___ Dataset excerpts

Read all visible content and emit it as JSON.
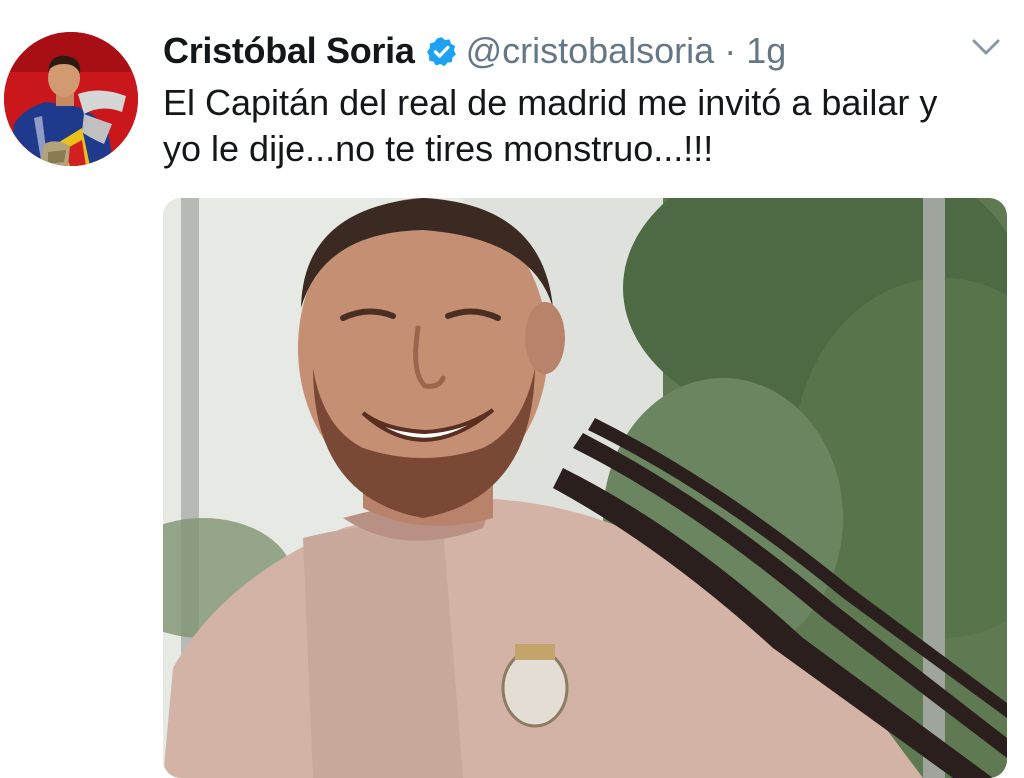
{
  "tweet": {
    "author_name": "Cristóbal Soria",
    "handle": "@cristobalsoria",
    "separator": "·",
    "time": "1g",
    "text": "El Capitán del real de madrid me invitó a bailar y yo le dije...no te tires monstruo...!!!",
    "verified": true
  },
  "icons": {
    "verified": "verified-badge-icon",
    "more": "chevron-down-icon"
  },
  "colors": {
    "text_primary": "#14171a",
    "text_secondary": "#657786",
    "verified_blue": "#1da1f2",
    "avatar_background": "#c41818"
  }
}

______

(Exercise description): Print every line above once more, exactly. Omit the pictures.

(Solution to this task):
Read all visible content and emit it as JSON.
{
  "tweet": {
    "author_name": "Cristóbal Soria",
    "handle": "@cristobalsoria",
    "separator": "·",
    "time": "1g",
    "text": "El Capitán del real de madrid me invitó a bailar y yo le dije...no te tires monstruo...!!!",
    "verified": true
  },
  "icons": {
    "verified": "verified-badge-icon",
    "more": "chevron-down-icon"
  },
  "colors": {
    "text_primary": "#14171a",
    "text_secondary": "#657786",
    "verified_blue": "#1da1f2",
    "avatar_background": "#c41818"
  }
}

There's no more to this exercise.